Loanly charged 20 per cent interest per week, doubling it each week to reach around 80 per cent of the loan value for every month unpaid.
That is illegal under Cambodian Law, which states registered lenders and banks can only charge a maximum interest of 1.5 per cent a month or eighteen per cent a year.
But with an ocean of customers – and social media as their weapon – hunting has never been so easy for Cambodia’s loan sharks. Loanly Internet, which victims say is run by Malaysians and Chinese, is one of a constellation of online money lenders targeting people through Facebook and Telegram with names like ‘Monkey Loan’ and ‘Happy’, and ‘Tiger and Lion Loan’.
Some vanish from app sites as soon as authorities investigate them – and reappear under new names. But they all run versions of the same ruthless strategy: dangling quick cash then using intimidation and extortion to quadruple their money.
“When I failed to pay the loan on time, they sent my nude picture and the video to my 16-year-old daughter and my 14-year-old son,” Vanna said.
That was early August. In the weeks since, Vanna says her children have treated her with increasing disrespect and distance.
LICADHO, a prominent human rights organisation, has published a report warning of the perils of loan sharking in the post-pandemic economy. It said several Cambodian women they had spoken to were cajoled by ‘Loanly Internet’ into sharing naked images of themselves to secure the loan.
“These women were severely affected by the (extortion) threats,” the report said. “Some felt suicidal and anxious for their marriage or the safety of their children.”
Meanwhile, Loanly Internet has disappeared from local app stores but remained active on social media platforms.
Cambodia’s General Taxation Department said online loan companies need a licence to operate from the National Bank of Cambodia.
“I have no record or tax registration of the above companies,” the department’s head Kong Vibol told This Week in Asia, adding that he was investigating the firms and would “take action” once they established who was behind them.
Fool me once
According to Cambodia’s director of technology crime department Chea Pov, victims of online loan sharks are often too embarrassed to lodge police complaints.
Registering a fraud with NGOs does not help them bring a case against the fraudsters, he said.
“We need the evidence. But if they don’t submit it, we can’t do anything,” said Pov, who added that most victims were unwilling to share the images they had given to the loan sharks as insurance against the funds.

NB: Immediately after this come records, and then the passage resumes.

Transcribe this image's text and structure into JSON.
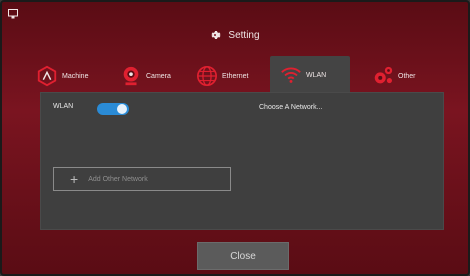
{
  "header": {
    "title": "Setting",
    "icon": "gear-icon"
  },
  "tabs": [
    {
      "label": "Machine",
      "icon": "machine-icon",
      "active": false
    },
    {
      "label": "Camera",
      "icon": "camera-icon",
      "active": false
    },
    {
      "label": "Ethernet",
      "icon": "globe-icon",
      "active": false
    },
    {
      "label": "WLAN",
      "icon": "wifi-icon",
      "active": true
    },
    {
      "label": "Other",
      "icon": "gears-icon",
      "active": false
    }
  ],
  "wlan": {
    "label": "WLAN",
    "toggle_on": true,
    "choose_network": "Choose A Network..."
  },
  "add_network": {
    "label": "Add Other Network",
    "icon": "plus-icon"
  },
  "footer": {
    "close_label": "Close"
  },
  "colors": {
    "frame": "#7a1420",
    "accent": "#e02030",
    "toggle": "#2a8bd6",
    "panel": "#3f3f3f"
  }
}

But the unscrupulous loan sharks are not having it all their own way.
A network called ‘Virtues of Life’ has brought together over 100 female victims, sharing horror stories of debt, threats and the extortion tactics used by the loan sharks and building a body of evidence against the illegal companies as they emerge.
One borrower, who wanted to be known as Sar Pisey, showed This Week in Asia a video call she recorded from a Loanly Cambodian agent demanding an extra payment of US$3,000 in addition to the US$2,000 interest she had already paid on a US$6,750 loan.
“I had paid over US$8,000 in two months,” she said. “I told the agent she can come and talk to me face-to-face and that I was ready to face any lawsuits they tried to bring,” she said, adding that a Malaysian boss took over the call screaming threats at her.
Other members of the network have similarly gathered evidence and recorded the calls, as a small movement of refuseniks begins to gain ground.
In a sign of a pushback by some members of the Cambodian public, Kandal provincial police on September 1 arrested two men over alleged loan fraud under the company name ‘Diaman 55’. One was a translator for the firm from Cambodian, while the second was a 41-year-old Malaysian national, police said, adding the case was cracked by evidence from a victim.
For Vanna, online borrowing taught a cruel lesson, by a company exploiting her vulnerability as a breadwinner in a time of financial crisis.
Instead of relief from her impecunity, she says she now also faces the daily pain of a mother shamed in front of her children.
“My life has got worse since I borrowed the money,” she says. “No one in my family wants to talk to me any more.”